One of the motivations was a likely significant upside in the contract block. With the use of 3-D and well-identified direct hydrocarbon indicators, we could monitor and optimize the profiles of deviated wells well beyond the field’s boundaries, on still undrilled targets. Drilling was relatively easy, and it would take two to three weeks to complete a well. The number of rigs operating at the same time led the exploration teams, headed first by Jacques Gouadain and later by Jean-François Mugniot, to establish a rigorous data management organization to integrate abundant incoming data from geoscience in real time and impact the ongoing drilling program.
As for the deal-making part, such opportunity was of course a tempting target for a nascent, promising and growing regional market for gas. It was soon realized that acceptable profit-sharing conditions and the related pricing formula were not sufficient to satisfy the national operator and rights owner.
A critical factor in the negotiation was to propose a possible transfer of technology leading to full control of the operations after a given number of years, if requested by the national company PTTEP. This primary focus on human resources could be accomplished through a strong, well-planned training program to be applied to all levels of the organization. A special project, with its own dedicated staff, management and budget, was created to take care of that focus and monitor the program. This part of the deal, combined with a complex operation, was to become a real challenge for the affiliate and its management.
Features of the project (named OTP for “Operatorship Transfer Project”) and the related participation and operating agreement included: a common project organization managed by a steering committee, setting up working groups to propose action plans, a transfer project manager nominated by Total with a deputy transfer project manager appointed by PTTEP, and a master plan drafted to set up the details and propose common OTP objectives.

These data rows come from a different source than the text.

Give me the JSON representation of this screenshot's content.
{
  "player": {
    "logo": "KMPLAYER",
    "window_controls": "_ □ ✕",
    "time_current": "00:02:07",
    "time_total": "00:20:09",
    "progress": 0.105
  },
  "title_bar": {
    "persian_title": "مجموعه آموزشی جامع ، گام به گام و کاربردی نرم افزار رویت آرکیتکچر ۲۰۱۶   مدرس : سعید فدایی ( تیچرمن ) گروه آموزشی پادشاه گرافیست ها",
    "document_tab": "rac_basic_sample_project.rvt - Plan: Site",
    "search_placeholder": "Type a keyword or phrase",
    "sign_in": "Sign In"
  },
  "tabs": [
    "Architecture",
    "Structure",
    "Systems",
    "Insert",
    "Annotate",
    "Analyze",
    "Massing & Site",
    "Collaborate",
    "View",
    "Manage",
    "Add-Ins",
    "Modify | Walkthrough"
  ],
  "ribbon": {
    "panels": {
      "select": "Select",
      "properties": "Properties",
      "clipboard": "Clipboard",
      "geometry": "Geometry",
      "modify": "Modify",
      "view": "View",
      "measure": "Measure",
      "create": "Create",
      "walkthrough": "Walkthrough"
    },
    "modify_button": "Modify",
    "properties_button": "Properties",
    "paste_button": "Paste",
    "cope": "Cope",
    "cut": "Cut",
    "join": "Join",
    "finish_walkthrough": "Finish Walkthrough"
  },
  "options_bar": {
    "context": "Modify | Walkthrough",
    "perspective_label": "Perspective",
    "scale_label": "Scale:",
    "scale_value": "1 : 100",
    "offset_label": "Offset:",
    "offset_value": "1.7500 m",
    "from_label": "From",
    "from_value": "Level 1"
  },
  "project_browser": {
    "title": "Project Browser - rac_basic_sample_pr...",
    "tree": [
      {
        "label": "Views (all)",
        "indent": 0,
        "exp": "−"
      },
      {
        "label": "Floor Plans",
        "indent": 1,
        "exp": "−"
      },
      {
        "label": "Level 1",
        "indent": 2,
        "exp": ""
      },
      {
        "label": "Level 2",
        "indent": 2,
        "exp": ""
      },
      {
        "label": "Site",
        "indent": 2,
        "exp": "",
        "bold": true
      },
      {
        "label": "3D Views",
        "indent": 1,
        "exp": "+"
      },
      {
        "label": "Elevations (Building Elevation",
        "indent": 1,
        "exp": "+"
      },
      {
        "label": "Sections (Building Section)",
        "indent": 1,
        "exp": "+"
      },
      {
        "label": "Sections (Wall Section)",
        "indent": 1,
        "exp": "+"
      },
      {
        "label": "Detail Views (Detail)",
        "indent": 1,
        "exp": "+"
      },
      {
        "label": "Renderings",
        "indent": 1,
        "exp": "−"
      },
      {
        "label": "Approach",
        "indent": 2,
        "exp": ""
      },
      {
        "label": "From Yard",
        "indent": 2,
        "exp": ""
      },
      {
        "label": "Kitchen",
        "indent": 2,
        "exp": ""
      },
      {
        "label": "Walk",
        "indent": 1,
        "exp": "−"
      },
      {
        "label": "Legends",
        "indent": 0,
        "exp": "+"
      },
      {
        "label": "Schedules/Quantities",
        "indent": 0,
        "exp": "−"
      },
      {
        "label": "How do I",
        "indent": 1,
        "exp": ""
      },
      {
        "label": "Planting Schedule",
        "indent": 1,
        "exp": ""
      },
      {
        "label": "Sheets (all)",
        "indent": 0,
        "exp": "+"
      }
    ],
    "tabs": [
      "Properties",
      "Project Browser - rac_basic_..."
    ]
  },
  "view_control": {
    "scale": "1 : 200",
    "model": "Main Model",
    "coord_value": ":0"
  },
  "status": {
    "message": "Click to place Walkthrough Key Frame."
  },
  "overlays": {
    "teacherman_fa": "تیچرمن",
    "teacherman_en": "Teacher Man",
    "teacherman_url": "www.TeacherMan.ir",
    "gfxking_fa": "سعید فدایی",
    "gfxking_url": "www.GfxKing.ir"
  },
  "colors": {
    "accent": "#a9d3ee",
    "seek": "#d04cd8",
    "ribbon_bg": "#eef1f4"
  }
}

As a result, the proposal was accepted by PTTEP and was carried out in full by the parties. This led to a build-up of confidence through a long transition period. The challenge was successfully faced by the affiliate, led first by Jean-Claude Soligny and later by Jean-Paul Azalbert, and Total and partners produced up to 550 million cubic feet per day in July 1998 when the transfer ceremony took place after three successive phases of accelerated development.
• From case 1 in Venezuela, the lesson is that just going “by the book” is not necessarily the best strategy. The business negotiators should be given enough flexibility to be able to arrive at terms that reflect (reasonably!) the project generators’ conviction.
• The lesson from case 2 in Yemen is that building a strong partnership can be a winning factor, rather than trusting pure numbers, such as high working obligations (and/or cash consideration), when warranted by the specific business and political environment.
• The lesson from case 3 in Thailand is that the social content is becoming an increasingly important factor in deal-making, with an insistent focus on a commitment to transfer technology and management skills to the host country.
A general conclusion would be that the human factor undoubtedly adds value to a winning strategy when it comes to the delicate steps following the more “quantitative” technical preparation of a prospective deal. Success was not a given outcome in any of the three case histories. Perseverance, optimism, a daring attitude and being able to “get off the beaten track” were the common drivers in highly competitive settings around the world.
Many thanks to Serge Matesco, Philippe Picard and Jean- Paul Azalbert, who kindly helped refresh and complete my memory. I am also immensely grateful to Chris Moore and to Hans and Judi Krause, and Matthew Silverman, who reviewed this article.